EXERCISE AIM: Keep every line in which "first" occurs and drop the rest of the data.

Source records

──────────

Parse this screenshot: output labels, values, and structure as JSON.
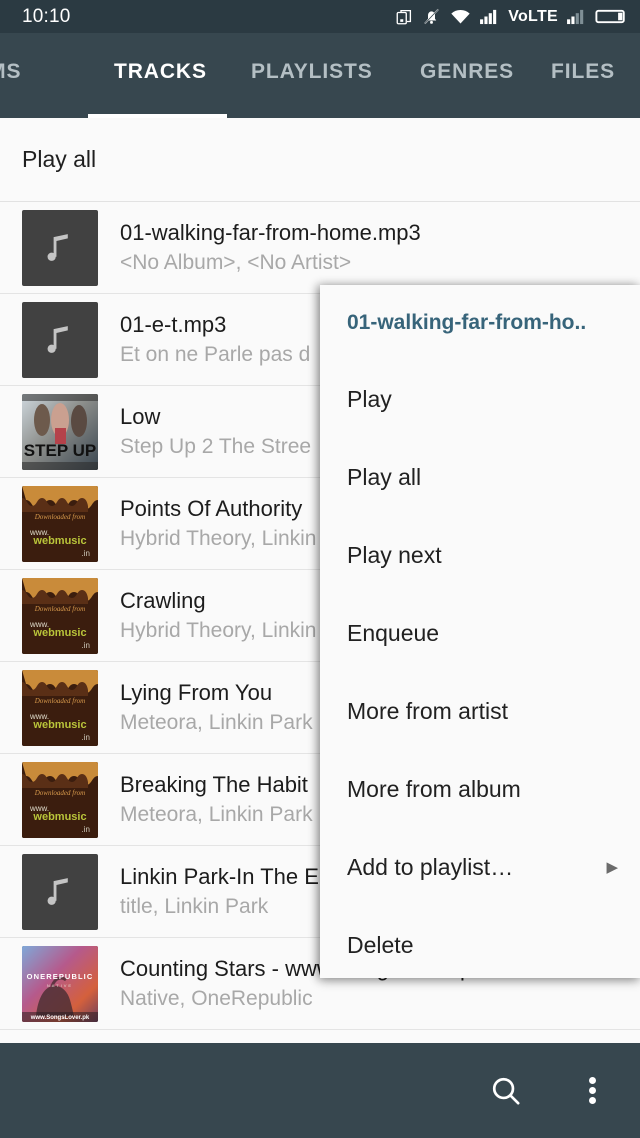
{
  "status_bar": {
    "time": "10:10",
    "volte_label": "VoLTE",
    "icons": [
      "screen-cast-icon",
      "bell-muted-icon",
      "wifi-icon",
      "signal-bars-icon",
      "volte-label",
      "signal-bars-2-icon",
      "battery-icon"
    ]
  },
  "tabs": {
    "items": [
      {
        "label": "BUMS",
        "active": false
      },
      {
        "label": "TRACKS",
        "active": true
      },
      {
        "label": "PLAYLISTS",
        "active": false
      },
      {
        "label": "GENRES",
        "active": false
      },
      {
        "label": "FILES",
        "active": false
      }
    ]
  },
  "list": {
    "play_all_label": "Play all",
    "tracks": [
      {
        "title": "01-walking-far-from-home.mp3",
        "subtitle": "<No Album>, <No Artist>",
        "art": "note"
      },
      {
        "title": "01-e-t.mp3",
        "subtitle": "Et on ne Parle pas d",
        "art": "note"
      },
      {
        "title": "Low",
        "subtitle": "Step Up 2 The Stree",
        "art": "stepup"
      },
      {
        "title": "Points Of Authority",
        "subtitle": "Hybrid Theory, Linkin",
        "art": "webmusic"
      },
      {
        "title": "Crawling",
        "subtitle": "Hybrid Theory, Linkin",
        "art": "webmusic"
      },
      {
        "title": "Lying From You",
        "subtitle": "Meteora, Linkin Park",
        "art": "webmusic"
      },
      {
        "title": "Breaking The Habit",
        "subtitle": "Meteora, Linkin Park",
        "art": "webmusic"
      },
      {
        "title": "Linkin Park-In The E",
        "subtitle": "title, Linkin Park",
        "art": "note"
      },
      {
        "title": "Counting Stars - www.SongsLover.pk",
        "subtitle": "Native, OneRepublic",
        "art": "onerepublic"
      }
    ]
  },
  "context_menu": {
    "header": "01-walking-far-from-ho..",
    "header_color": "#37647a",
    "items": [
      {
        "label": "Play",
        "submenu": false
      },
      {
        "label": "Play all",
        "submenu": false
      },
      {
        "label": "Play next",
        "submenu": false
      },
      {
        "label": "Enqueue",
        "submenu": false
      },
      {
        "label": "More from artist",
        "submenu": false
      },
      {
        "label": "More from album",
        "submenu": false
      },
      {
        "label": "Add to playlist…",
        "submenu": true
      },
      {
        "label": "Delete",
        "submenu": false
      }
    ],
    "submenu_arrow": "▶"
  },
  "bottom_bar": {
    "buttons": [
      {
        "name": "search-icon",
        "label": ""
      },
      {
        "name": "overflow-menu-icon",
        "label": ""
      }
    ]
  },
  "theme": {
    "statusbar_bg": "#2b3a42",
    "appbar_bg": "#37474f",
    "content_bg": "#fafafa",
    "accent": "#37647a",
    "title_color": "#1c1c1c",
    "subtitle_color": "#a8a8a8"
  }
}
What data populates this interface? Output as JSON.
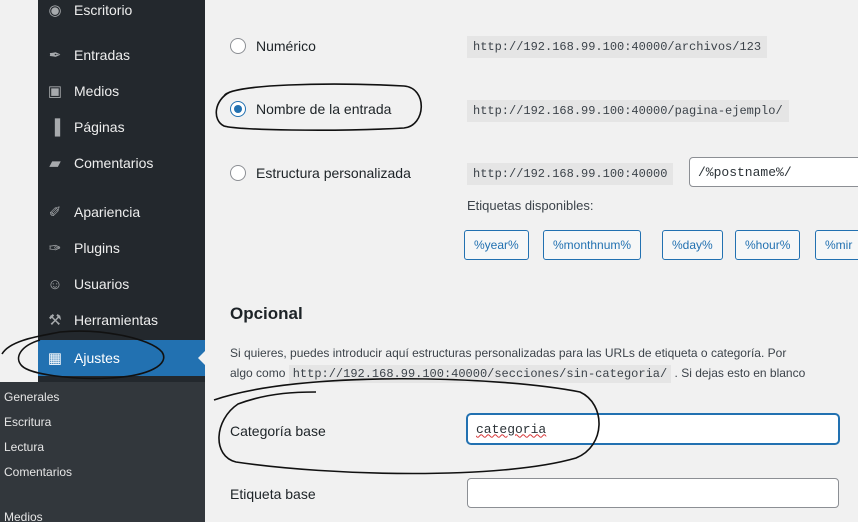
{
  "sidebar": {
    "items": [
      {
        "label": "Escritorio",
        "icon": "dashboard-icon",
        "glyph": "◉"
      },
      {
        "label": "Entradas",
        "icon": "pin-icon",
        "glyph": "✒"
      },
      {
        "label": "Medios",
        "icon": "media-icon",
        "glyph": "▣"
      },
      {
        "label": "Páginas",
        "icon": "pages-icon",
        "glyph": "▐"
      },
      {
        "label": "Comentarios",
        "icon": "comment-icon",
        "glyph": "▰"
      },
      {
        "label": "Apariencia",
        "icon": "brush-icon",
        "glyph": "✐"
      },
      {
        "label": "Plugins",
        "icon": "plugin-icon",
        "glyph": "✑"
      },
      {
        "label": "Usuarios",
        "icon": "user-icon",
        "glyph": "☺"
      },
      {
        "label": "Herramientas",
        "icon": "wrench-icon",
        "glyph": "⚒"
      },
      {
        "label": "Ajustes",
        "icon": "settings-icon",
        "glyph": "▦"
      }
    ],
    "submenu": [
      "Generales",
      "Escritura",
      "Lectura",
      "Comentarios",
      "Medios"
    ]
  },
  "permalinks": {
    "numeric_label": "Numérico",
    "numeric_example": "http://192.168.99.100:40000/archivos/123",
    "postname_label": "Nombre de la entrada",
    "postname_example": "http://192.168.99.100:40000/pagina-ejemplo/",
    "custom_label": "Estructura personalizada",
    "custom_prefix": "http://192.168.99.100:40000",
    "custom_value": "/%postname%/",
    "available_tags_label": "Etiquetas disponibles:",
    "tags": [
      "%year%",
      "%monthnum%",
      "%day%",
      "%hour%",
      "%mir"
    ]
  },
  "optional": {
    "title": "Opcional",
    "desc_line1": "Si quieres, puedes introducir aquí estructuras personalizadas para las URLs de etiqueta o categoría. Por",
    "desc_line2_pre": "algo como",
    "desc_line2_code": "http://192.168.99.100:40000/secciones/sin-categoria/",
    "desc_line2_post": ". Si dejas esto en blanco",
    "category_base_label": "Categoría base",
    "category_base_value": "categoria",
    "tag_base_label": "Etiqueta base",
    "tag_base_value": ""
  },
  "colors": {
    "accent": "#2271b1",
    "sidebar_bg": "#23282d",
    "submenu_bg": "#32373c",
    "content_bg": "#f1f1f1"
  }
}
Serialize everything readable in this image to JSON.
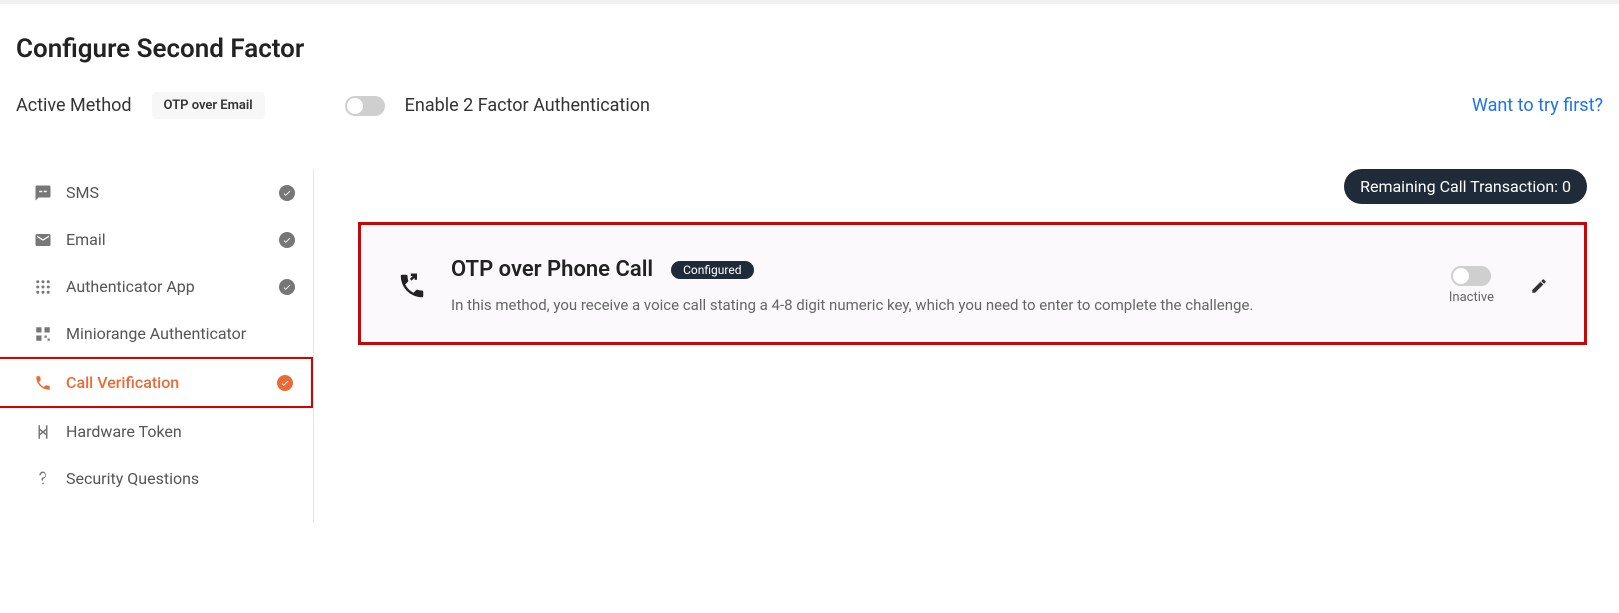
{
  "page": {
    "title": "Configure Second Factor"
  },
  "header": {
    "active_method_label": "Active Method",
    "active_method_value": "OTP over Email",
    "enable_label": "Enable 2 Factor Authentication",
    "link_text": "Want to try first?"
  },
  "sidebar": {
    "items": [
      {
        "label": "SMS",
        "checked": true,
        "active": false
      },
      {
        "label": "Email",
        "checked": true,
        "active": false
      },
      {
        "label": "Authenticator App",
        "checked": true,
        "active": false
      },
      {
        "label": "Miniorange Authenticator",
        "checked": false,
        "active": false
      },
      {
        "label": "Call Verification",
        "checked": true,
        "active": true
      },
      {
        "label": "Hardware Token",
        "checked": false,
        "active": false
      },
      {
        "label": "Security Questions",
        "checked": false,
        "active": false
      }
    ]
  },
  "main": {
    "remaining_label": "Remaining Call Transaction: 0",
    "method": {
      "title": "OTP over Phone Call",
      "configured_badge": "Configured",
      "description": "In this method, you receive a voice call stating a 4-8 digit numeric key, which you need to enter to complete the challenge.",
      "status": "Inactive"
    }
  }
}
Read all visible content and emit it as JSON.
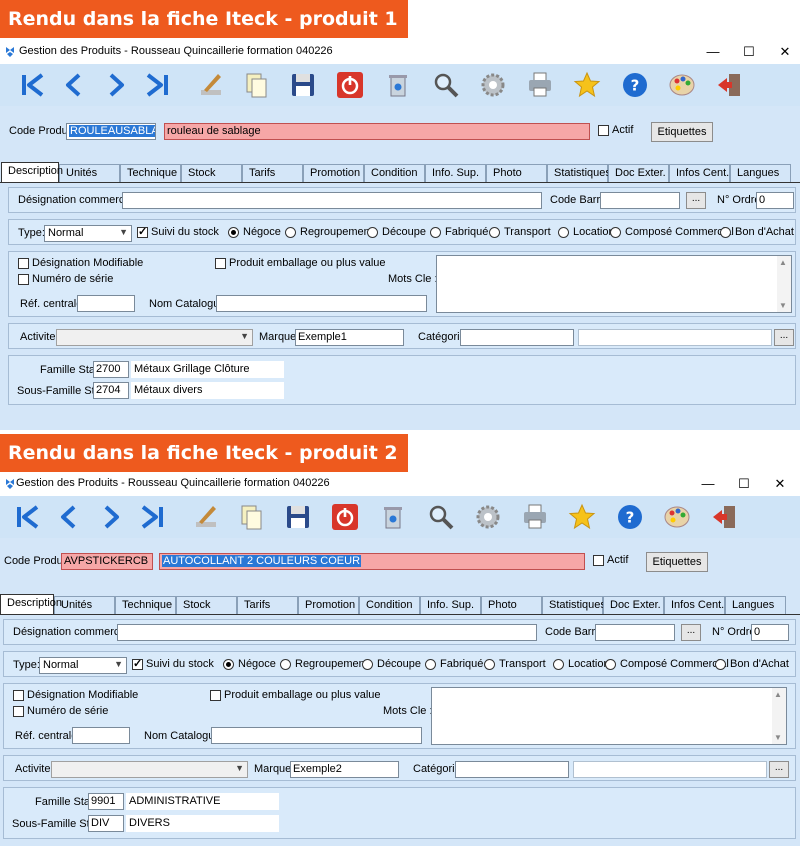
{
  "banners": {
    "first": "Rendu dans la fiche Iteck - produit 1",
    "second": "Rendu dans la fiche Iteck - produit 2"
  },
  "window": {
    "title": "Gestion des Produits - Rousseau Quincaillerie formation 040226",
    "minimize": "—",
    "maximize": "☐",
    "close": "✕"
  },
  "toolbar_icons": [
    "first-record-icon",
    "previous-record-icon",
    "next-record-icon",
    "last-record-icon",
    "edit-icon",
    "copy-icon",
    "save-icon",
    "power-icon",
    "recycle-bin-icon",
    "search-icon",
    "settings-icon",
    "print-icon",
    "favorite-icon",
    "help-icon",
    "palette-icon",
    "exit-icon"
  ],
  "labels": {
    "code_produit": "Code Produit:",
    "actif": "Actif",
    "etiquettes": "Etiquettes",
    "designation_commerciale": "Désignation commerciale:",
    "code_barre": "Code Barre:",
    "browse": "...",
    "n_ordre": "N° Ordre:",
    "type": "Type:",
    "suivi_du_stock": "Suivi du stock",
    "designation_modifiable": "Désignation Modifiable",
    "numero_de_serie": "Numéro de série",
    "produit_emballage": "Produit emballage ou plus value",
    "mots_cle": "Mots Cle :",
    "ref_centrale": "Réf. centrale:",
    "nom_catalogue": "Nom Catalogue:",
    "activite": "Activite:",
    "marque": "Marque:",
    "categorie": "Catégorie:",
    "famille_stat": "Famille Stat.:",
    "sous_famille_stat": "Sous-Famille Stat.:"
  },
  "tabs": [
    "Description",
    "Unités",
    "Technique",
    "Stock",
    "Tarifs",
    "Promotion",
    "Condition",
    "Info. Sup.",
    "Photo",
    "Statistiques",
    "Doc Exter.",
    "Infos Cent.",
    "Langues"
  ],
  "radio_options": [
    "Négoce",
    "Regroupement",
    "Découpe",
    "Fabriqué",
    "Transport",
    "Location",
    "Composé Commercial",
    "Bon d'Achat"
  ],
  "products": [
    {
      "code": "ROULEAUSABLAGE",
      "name": "rouleau de sablage",
      "type": "Normal",
      "n_ordre": "0",
      "marque": "Exemple1",
      "famille_code": "2700",
      "famille_label": "Métaux Grillage Clôture",
      "sous_famille_code": "2704",
      "sous_famille_label": "Métaux divers"
    },
    {
      "code": "AVPSTICKERCB",
      "name": "AUTOCOLLANT  2 COULEURS COEUR",
      "type": "Normal",
      "n_ordre": "0",
      "marque": "Exemple2",
      "famille_code": "9901",
      "famille_label": "ADMINISTRATIVE",
      "sous_famille_code": "DIV",
      "sous_famille_label": "DIVERS"
    }
  ],
  "colors": {
    "banner": "#ee5a1e",
    "toolbar": "#cfe4f7",
    "form_bg": "#d4e6f8",
    "required_field": "#f6a7a7",
    "selection": "#2a78d6"
  }
}
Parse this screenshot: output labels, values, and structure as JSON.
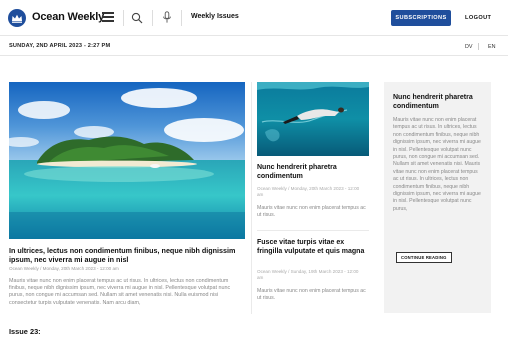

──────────

WRITTEN RESPONSE:
    "link_text": "Want to try first?"
    "first": "Rendu dans la fiche Iteck - produit 1",
    "first-record-icon",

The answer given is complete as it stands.